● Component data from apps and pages

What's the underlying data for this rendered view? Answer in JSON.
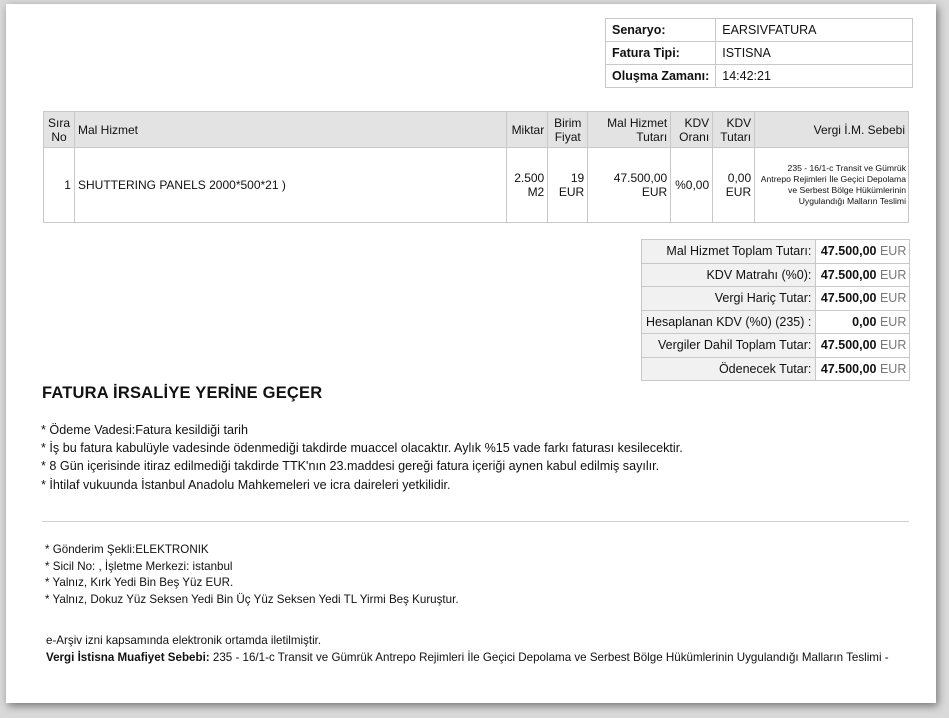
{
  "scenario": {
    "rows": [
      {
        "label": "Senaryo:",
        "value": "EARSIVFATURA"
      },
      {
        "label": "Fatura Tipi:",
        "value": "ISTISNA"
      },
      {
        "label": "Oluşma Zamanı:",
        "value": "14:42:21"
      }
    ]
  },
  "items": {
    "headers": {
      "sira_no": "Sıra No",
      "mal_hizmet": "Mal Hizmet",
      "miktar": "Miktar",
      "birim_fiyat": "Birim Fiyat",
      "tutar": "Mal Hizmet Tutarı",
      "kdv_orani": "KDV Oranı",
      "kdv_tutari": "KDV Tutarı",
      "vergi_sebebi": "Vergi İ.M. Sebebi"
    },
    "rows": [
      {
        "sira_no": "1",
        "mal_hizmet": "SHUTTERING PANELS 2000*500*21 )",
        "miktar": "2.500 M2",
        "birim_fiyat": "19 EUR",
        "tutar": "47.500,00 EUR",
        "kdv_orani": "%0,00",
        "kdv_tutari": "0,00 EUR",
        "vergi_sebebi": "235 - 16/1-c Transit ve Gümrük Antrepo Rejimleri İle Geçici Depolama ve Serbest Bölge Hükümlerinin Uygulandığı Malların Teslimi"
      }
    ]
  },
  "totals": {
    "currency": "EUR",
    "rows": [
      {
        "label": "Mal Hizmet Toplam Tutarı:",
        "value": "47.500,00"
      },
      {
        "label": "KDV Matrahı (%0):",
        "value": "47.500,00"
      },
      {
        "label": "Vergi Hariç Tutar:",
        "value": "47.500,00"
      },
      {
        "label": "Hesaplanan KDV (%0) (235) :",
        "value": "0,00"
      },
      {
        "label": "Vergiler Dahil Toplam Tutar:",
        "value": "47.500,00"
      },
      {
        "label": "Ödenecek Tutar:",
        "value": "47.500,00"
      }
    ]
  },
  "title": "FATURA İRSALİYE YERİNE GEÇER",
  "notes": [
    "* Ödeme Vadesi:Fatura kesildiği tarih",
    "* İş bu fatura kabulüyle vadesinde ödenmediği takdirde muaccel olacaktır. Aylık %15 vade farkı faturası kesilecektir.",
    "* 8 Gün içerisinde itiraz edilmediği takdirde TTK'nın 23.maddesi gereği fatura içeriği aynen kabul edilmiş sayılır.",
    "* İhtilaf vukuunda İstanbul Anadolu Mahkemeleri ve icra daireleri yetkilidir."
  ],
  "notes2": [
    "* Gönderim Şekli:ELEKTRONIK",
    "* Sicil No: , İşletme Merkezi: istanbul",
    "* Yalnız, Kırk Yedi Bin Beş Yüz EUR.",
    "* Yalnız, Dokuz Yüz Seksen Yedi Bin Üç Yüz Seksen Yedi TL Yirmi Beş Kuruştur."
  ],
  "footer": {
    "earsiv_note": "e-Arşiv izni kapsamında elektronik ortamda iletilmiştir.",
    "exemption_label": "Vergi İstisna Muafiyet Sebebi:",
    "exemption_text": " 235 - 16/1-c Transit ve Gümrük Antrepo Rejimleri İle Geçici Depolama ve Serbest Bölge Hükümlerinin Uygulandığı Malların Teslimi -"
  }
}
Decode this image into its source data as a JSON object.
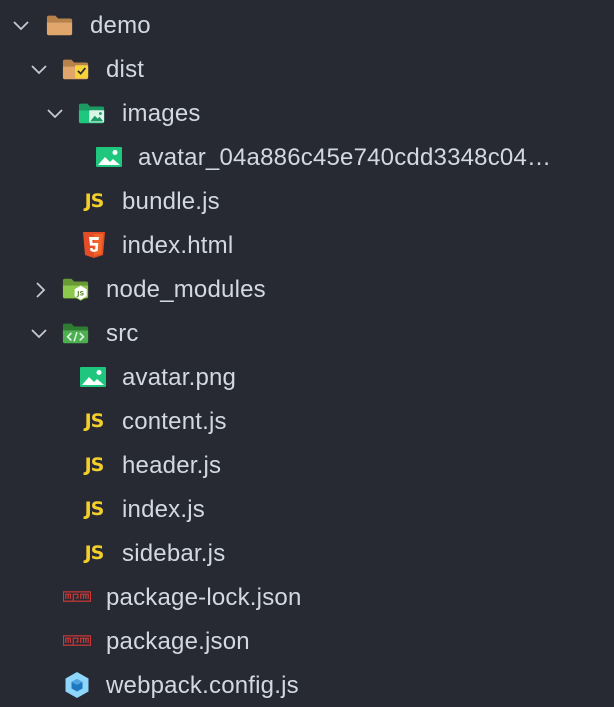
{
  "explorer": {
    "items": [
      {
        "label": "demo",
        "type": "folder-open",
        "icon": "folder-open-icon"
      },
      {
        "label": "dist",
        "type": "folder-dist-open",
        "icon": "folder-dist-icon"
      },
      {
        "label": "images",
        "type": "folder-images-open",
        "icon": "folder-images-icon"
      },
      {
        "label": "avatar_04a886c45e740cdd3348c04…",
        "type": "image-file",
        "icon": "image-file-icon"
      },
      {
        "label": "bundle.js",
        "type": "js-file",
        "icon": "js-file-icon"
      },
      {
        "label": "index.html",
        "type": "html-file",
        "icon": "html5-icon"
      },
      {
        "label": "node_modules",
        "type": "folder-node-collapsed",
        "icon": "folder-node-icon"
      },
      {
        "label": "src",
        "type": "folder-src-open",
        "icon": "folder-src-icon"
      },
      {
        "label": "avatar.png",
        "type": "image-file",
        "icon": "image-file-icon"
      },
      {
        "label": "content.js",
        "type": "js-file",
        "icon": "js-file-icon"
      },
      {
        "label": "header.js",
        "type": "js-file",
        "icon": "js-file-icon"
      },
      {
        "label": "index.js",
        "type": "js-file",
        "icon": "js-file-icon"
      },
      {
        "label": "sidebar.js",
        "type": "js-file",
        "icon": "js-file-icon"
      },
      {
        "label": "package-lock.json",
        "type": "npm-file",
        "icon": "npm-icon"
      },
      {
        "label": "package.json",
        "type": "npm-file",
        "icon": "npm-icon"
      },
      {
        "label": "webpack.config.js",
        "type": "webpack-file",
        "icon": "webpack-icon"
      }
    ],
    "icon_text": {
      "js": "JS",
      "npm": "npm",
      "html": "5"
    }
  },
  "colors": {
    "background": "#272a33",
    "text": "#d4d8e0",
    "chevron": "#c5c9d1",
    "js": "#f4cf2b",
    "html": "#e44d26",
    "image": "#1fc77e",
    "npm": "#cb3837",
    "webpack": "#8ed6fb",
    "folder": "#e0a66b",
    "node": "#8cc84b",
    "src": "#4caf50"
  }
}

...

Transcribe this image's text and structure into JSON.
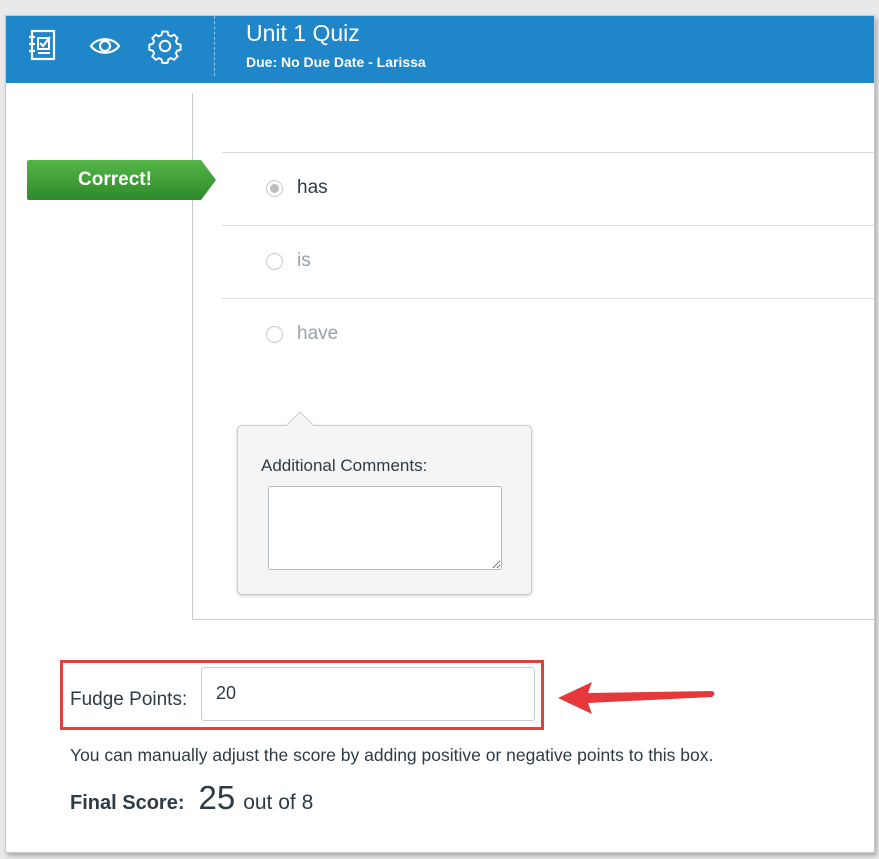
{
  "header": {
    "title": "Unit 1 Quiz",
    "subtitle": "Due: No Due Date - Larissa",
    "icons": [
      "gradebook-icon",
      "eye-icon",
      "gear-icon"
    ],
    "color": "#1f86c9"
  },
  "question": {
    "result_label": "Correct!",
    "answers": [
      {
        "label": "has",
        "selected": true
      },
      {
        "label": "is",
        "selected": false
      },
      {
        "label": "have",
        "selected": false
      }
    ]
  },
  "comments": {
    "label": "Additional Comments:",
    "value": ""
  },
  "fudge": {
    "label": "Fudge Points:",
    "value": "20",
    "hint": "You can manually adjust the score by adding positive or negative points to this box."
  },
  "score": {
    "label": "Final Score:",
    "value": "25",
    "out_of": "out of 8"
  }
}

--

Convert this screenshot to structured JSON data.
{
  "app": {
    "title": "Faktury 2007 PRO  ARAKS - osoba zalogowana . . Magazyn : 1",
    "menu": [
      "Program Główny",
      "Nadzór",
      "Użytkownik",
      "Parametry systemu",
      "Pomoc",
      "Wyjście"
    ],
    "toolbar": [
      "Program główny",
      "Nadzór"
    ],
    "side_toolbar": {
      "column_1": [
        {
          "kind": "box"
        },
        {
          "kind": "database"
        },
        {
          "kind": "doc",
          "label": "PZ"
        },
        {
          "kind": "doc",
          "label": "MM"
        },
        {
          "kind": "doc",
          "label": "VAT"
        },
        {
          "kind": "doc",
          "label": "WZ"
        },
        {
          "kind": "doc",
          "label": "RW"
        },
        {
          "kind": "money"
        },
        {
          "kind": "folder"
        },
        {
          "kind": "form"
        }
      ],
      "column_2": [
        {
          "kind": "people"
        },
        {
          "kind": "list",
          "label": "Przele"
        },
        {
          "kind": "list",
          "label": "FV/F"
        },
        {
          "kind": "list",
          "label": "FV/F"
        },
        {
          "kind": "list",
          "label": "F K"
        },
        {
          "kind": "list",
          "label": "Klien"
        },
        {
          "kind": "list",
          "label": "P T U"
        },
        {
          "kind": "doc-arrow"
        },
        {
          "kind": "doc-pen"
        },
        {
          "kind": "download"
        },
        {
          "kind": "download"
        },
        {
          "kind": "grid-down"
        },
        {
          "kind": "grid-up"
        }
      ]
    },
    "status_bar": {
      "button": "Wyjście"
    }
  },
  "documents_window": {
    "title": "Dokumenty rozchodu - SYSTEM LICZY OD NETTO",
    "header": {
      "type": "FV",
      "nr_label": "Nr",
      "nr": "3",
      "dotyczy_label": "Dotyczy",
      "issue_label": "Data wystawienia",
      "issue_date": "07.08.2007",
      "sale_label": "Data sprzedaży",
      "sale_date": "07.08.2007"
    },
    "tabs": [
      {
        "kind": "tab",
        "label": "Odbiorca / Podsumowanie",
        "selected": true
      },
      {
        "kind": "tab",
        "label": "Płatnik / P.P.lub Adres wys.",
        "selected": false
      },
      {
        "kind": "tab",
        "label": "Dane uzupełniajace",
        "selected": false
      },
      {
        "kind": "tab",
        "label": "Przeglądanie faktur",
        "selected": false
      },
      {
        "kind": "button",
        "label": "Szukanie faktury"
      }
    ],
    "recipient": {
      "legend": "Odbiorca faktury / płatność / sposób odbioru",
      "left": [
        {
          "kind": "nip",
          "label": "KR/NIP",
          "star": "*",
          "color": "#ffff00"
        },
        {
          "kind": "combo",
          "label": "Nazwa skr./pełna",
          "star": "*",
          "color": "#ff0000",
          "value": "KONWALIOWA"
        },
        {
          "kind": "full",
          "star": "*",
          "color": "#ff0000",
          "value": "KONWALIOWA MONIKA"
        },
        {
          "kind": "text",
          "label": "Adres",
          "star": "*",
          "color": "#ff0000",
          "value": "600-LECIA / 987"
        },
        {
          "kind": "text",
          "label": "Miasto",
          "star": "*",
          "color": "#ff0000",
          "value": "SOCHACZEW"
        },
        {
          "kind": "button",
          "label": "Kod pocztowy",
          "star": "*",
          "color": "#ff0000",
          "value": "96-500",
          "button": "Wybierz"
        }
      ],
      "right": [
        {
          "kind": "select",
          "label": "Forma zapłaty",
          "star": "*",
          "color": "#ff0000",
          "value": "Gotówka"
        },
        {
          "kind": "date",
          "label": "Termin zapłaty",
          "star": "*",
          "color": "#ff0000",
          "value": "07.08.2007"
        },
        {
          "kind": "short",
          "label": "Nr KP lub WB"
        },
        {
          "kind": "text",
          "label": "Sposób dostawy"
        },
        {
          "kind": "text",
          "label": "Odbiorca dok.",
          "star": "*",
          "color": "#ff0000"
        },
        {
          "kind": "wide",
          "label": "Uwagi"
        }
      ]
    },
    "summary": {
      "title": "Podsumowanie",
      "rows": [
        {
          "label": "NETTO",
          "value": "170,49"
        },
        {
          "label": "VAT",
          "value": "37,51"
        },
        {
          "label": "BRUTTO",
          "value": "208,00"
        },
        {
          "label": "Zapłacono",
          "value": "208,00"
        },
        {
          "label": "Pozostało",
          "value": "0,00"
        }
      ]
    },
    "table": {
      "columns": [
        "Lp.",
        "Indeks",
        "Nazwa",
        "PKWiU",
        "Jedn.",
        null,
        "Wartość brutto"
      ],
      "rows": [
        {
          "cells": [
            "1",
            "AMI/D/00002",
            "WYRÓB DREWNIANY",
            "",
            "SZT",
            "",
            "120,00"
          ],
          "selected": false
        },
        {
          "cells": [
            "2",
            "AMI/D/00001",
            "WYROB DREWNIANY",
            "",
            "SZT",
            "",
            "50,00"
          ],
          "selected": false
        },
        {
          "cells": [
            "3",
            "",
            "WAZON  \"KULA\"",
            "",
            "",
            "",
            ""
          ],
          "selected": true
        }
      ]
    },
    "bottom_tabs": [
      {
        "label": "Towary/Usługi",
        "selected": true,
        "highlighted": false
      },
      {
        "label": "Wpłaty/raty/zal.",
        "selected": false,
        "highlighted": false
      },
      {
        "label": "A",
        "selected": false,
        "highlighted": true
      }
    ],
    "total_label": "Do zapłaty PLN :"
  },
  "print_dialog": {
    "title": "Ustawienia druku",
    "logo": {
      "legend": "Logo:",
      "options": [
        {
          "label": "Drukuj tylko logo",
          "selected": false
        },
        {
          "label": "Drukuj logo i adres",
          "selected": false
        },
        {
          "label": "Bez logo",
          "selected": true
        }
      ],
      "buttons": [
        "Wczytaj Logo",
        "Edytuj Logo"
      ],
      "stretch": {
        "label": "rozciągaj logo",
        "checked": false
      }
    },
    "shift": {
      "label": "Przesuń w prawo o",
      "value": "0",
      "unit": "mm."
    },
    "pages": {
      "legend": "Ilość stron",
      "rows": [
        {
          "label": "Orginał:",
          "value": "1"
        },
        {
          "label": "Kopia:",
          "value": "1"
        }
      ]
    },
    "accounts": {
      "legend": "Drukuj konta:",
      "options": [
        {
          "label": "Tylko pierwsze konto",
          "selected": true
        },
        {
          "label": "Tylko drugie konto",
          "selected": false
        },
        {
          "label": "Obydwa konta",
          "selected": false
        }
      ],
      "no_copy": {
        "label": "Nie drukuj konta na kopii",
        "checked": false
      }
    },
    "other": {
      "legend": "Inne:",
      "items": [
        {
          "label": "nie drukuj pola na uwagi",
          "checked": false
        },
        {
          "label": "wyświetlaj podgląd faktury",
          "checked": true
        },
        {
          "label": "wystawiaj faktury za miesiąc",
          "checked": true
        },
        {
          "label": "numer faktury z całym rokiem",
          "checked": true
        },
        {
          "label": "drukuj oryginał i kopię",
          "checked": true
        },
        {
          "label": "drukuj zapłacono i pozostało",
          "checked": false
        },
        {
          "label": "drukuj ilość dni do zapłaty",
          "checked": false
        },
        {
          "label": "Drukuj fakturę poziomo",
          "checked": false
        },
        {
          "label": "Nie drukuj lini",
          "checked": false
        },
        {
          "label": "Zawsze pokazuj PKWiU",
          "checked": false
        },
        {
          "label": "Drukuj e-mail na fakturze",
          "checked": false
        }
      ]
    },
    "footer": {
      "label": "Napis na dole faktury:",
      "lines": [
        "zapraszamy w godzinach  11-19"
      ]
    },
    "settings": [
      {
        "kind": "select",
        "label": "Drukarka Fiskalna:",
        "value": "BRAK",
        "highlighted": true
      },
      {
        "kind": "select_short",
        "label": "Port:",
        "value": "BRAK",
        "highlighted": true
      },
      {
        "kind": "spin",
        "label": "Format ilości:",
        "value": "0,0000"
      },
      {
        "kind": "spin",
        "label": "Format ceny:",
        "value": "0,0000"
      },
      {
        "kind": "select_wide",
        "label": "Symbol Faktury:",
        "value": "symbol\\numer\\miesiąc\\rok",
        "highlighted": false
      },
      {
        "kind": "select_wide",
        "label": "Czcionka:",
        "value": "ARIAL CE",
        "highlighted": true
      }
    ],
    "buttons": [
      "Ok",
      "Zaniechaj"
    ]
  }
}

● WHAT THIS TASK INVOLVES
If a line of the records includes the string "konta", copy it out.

● EXERCISE ANSWER
      "legend": "Drukuj konta:",
          "label": "Obydwa konta",
        "label": "Nie drukuj konta na kopii",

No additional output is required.